◆ Dataset rows for apps and sites:
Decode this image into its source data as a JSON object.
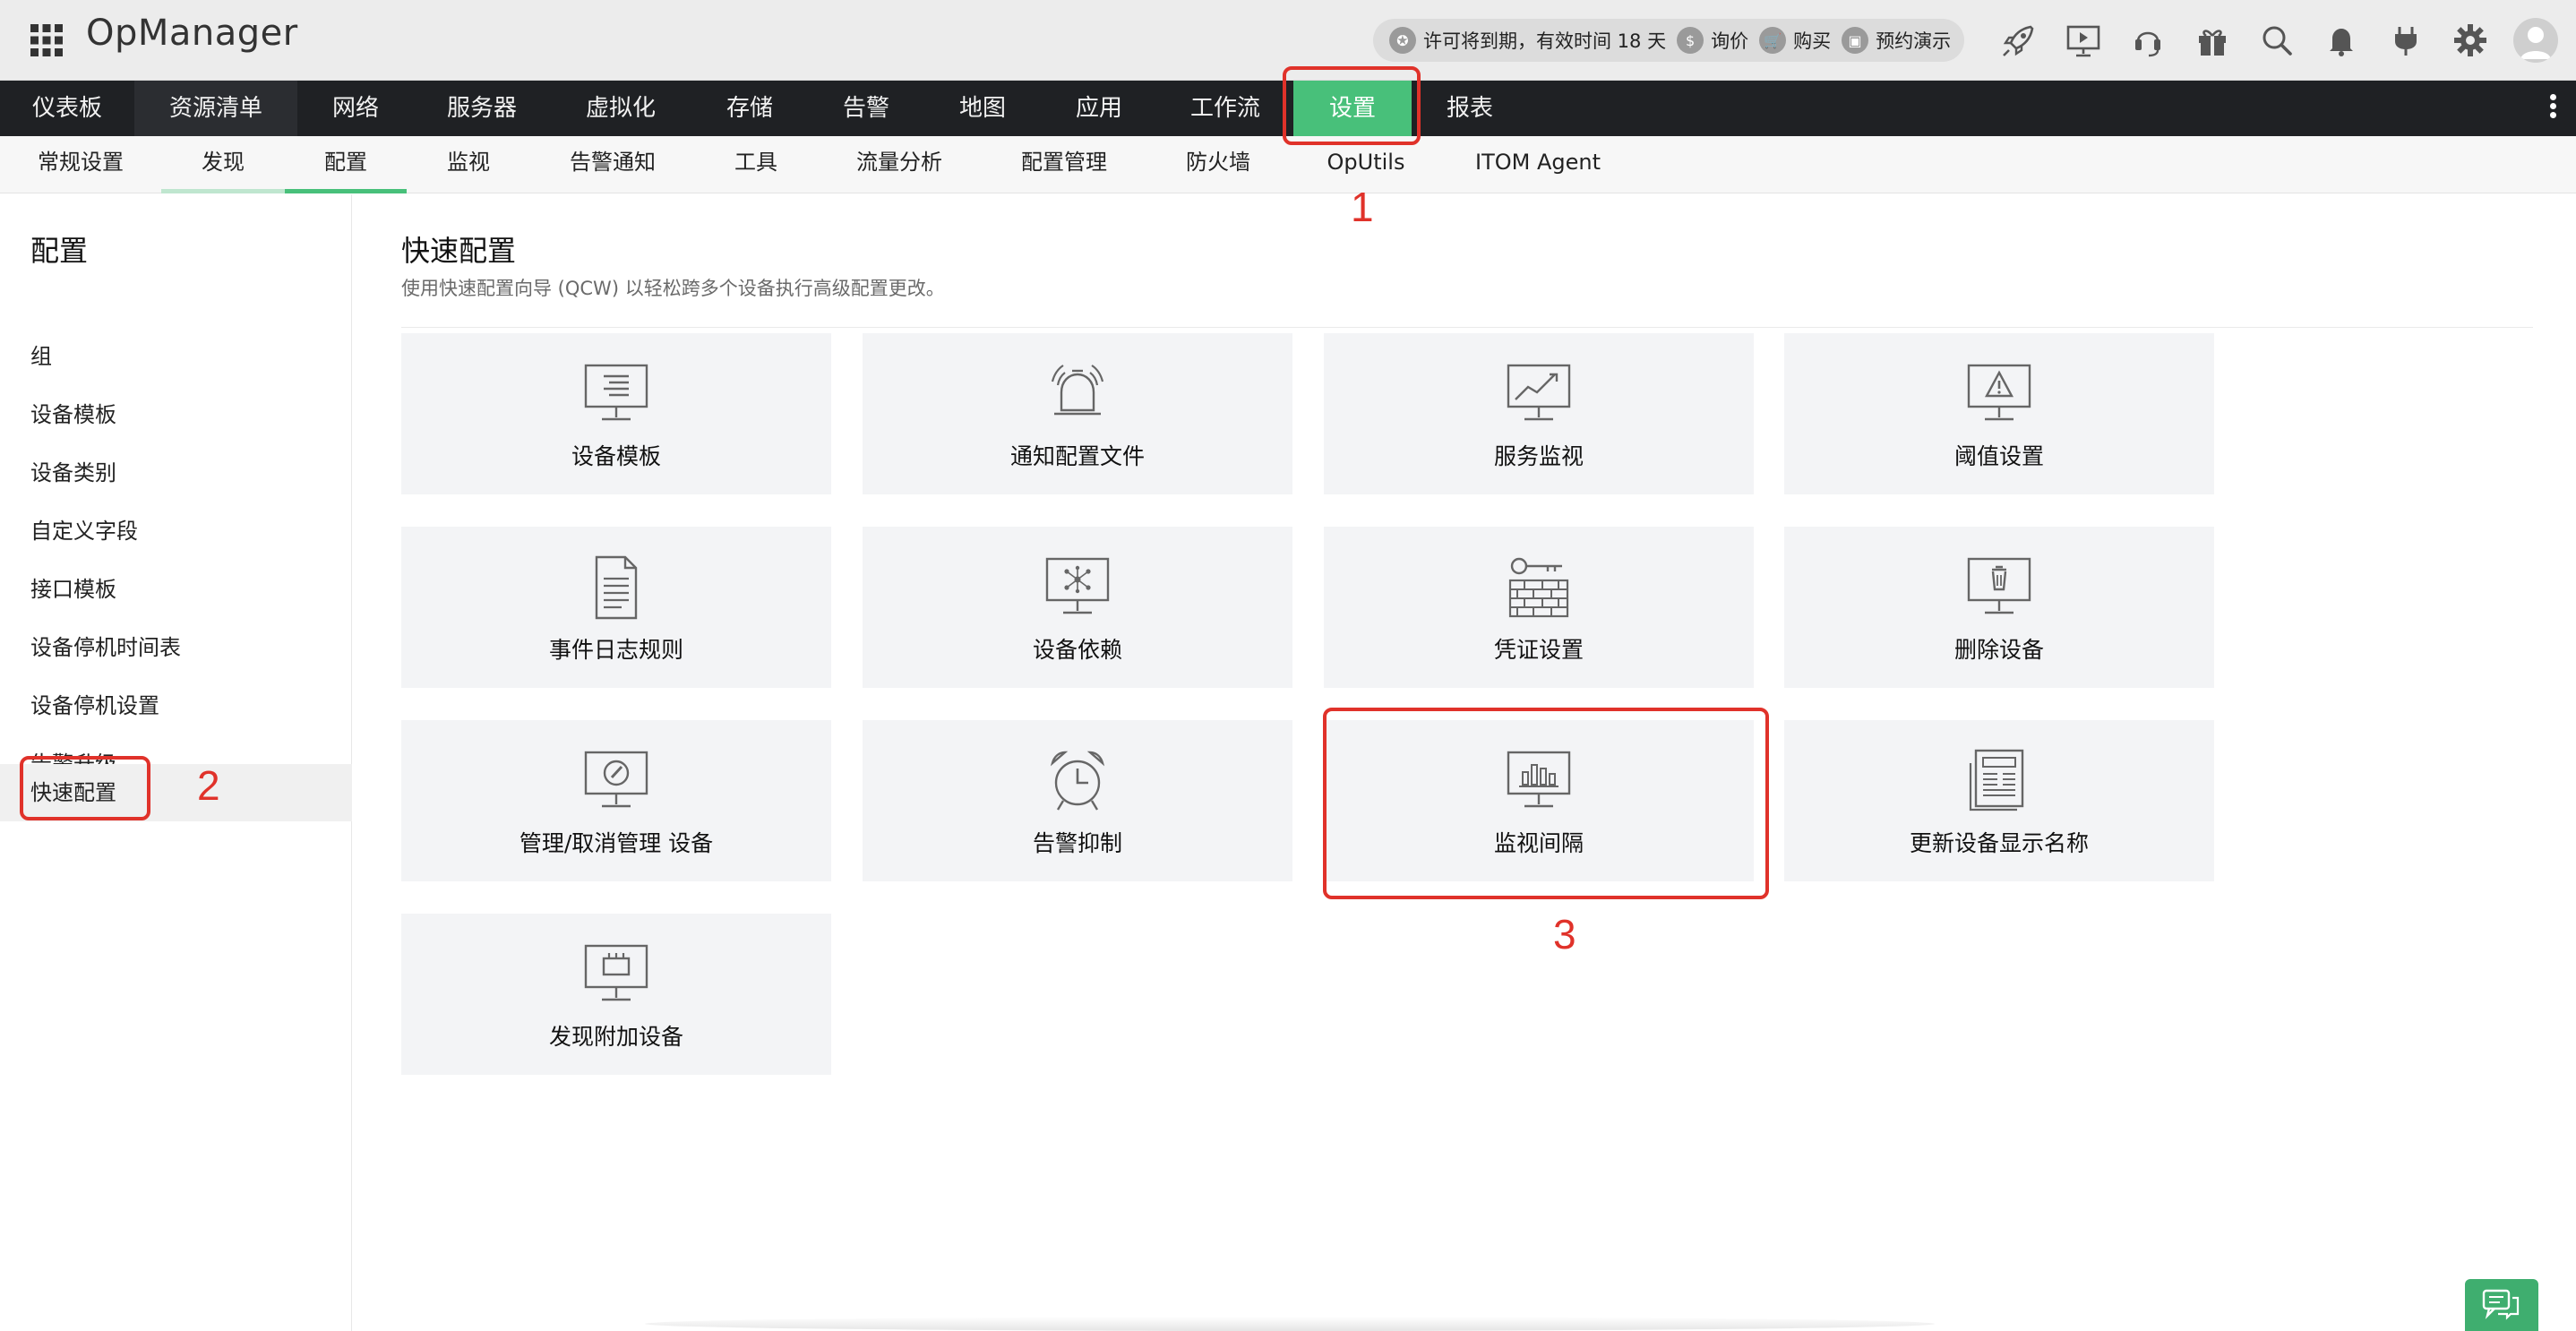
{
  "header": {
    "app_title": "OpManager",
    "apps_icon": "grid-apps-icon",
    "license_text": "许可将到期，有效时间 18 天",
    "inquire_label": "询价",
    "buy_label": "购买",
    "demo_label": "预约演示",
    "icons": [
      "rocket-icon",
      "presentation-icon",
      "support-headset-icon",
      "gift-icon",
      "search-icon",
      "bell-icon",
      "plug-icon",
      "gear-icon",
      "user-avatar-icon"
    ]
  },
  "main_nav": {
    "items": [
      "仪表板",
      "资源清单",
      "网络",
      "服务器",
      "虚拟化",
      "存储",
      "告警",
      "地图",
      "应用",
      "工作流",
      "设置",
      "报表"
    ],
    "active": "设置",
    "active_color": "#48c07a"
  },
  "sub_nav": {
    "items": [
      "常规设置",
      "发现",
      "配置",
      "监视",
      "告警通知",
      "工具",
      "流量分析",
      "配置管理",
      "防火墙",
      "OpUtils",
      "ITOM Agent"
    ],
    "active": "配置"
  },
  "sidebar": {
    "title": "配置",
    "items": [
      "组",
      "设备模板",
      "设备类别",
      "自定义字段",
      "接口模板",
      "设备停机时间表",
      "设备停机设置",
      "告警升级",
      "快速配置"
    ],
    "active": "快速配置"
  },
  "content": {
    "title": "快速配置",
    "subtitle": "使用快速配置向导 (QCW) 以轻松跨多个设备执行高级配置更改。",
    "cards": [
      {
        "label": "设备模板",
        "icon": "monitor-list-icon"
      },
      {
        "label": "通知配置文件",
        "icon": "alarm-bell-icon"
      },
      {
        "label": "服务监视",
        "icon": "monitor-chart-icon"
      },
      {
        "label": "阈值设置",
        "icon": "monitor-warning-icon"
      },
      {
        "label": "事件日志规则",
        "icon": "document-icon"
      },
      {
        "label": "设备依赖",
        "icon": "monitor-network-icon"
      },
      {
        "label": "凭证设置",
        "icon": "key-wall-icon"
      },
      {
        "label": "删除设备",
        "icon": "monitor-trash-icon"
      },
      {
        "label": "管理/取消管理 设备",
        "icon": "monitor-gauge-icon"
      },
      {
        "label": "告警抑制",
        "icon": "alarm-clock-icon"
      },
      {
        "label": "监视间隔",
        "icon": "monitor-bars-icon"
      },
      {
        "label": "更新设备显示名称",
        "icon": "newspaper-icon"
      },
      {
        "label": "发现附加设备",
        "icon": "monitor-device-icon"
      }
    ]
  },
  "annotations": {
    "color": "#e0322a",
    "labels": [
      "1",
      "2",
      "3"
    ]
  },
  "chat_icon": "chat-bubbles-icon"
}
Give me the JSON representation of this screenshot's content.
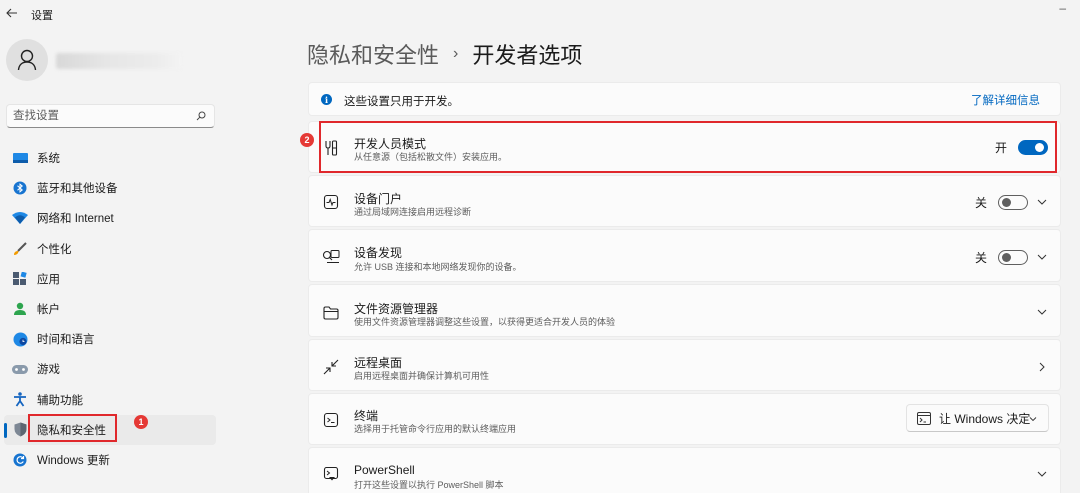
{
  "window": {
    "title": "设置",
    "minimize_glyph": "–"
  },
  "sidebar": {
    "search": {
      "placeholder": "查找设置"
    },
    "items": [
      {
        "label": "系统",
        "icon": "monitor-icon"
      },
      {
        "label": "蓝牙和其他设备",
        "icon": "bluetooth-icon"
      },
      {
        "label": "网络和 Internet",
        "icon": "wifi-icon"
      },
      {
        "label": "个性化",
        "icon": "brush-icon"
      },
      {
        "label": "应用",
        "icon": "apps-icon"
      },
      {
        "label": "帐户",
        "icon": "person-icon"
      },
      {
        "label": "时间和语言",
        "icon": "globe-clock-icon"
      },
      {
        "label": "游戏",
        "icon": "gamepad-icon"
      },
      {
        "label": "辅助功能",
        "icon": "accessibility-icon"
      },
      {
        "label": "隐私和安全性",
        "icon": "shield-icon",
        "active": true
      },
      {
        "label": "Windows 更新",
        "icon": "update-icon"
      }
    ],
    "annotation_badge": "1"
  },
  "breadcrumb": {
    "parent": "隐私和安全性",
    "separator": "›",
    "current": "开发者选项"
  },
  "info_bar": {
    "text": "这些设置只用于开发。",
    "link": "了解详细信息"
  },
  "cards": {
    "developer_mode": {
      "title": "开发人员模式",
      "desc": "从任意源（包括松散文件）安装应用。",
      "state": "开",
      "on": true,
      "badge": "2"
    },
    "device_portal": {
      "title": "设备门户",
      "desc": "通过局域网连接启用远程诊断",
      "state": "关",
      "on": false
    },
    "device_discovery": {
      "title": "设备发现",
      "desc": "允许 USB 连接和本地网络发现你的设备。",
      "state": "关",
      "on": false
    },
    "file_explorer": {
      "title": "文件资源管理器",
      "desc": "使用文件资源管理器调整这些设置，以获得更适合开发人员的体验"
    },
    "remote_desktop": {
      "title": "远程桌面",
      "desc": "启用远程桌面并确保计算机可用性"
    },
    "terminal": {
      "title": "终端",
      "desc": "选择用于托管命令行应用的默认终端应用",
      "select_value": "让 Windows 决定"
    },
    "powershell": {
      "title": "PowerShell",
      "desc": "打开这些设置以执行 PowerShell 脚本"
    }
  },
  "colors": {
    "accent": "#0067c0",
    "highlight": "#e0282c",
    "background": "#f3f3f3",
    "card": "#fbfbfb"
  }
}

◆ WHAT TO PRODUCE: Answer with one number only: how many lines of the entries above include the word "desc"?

◆ SOLUTION TO THE EXERCISE: 7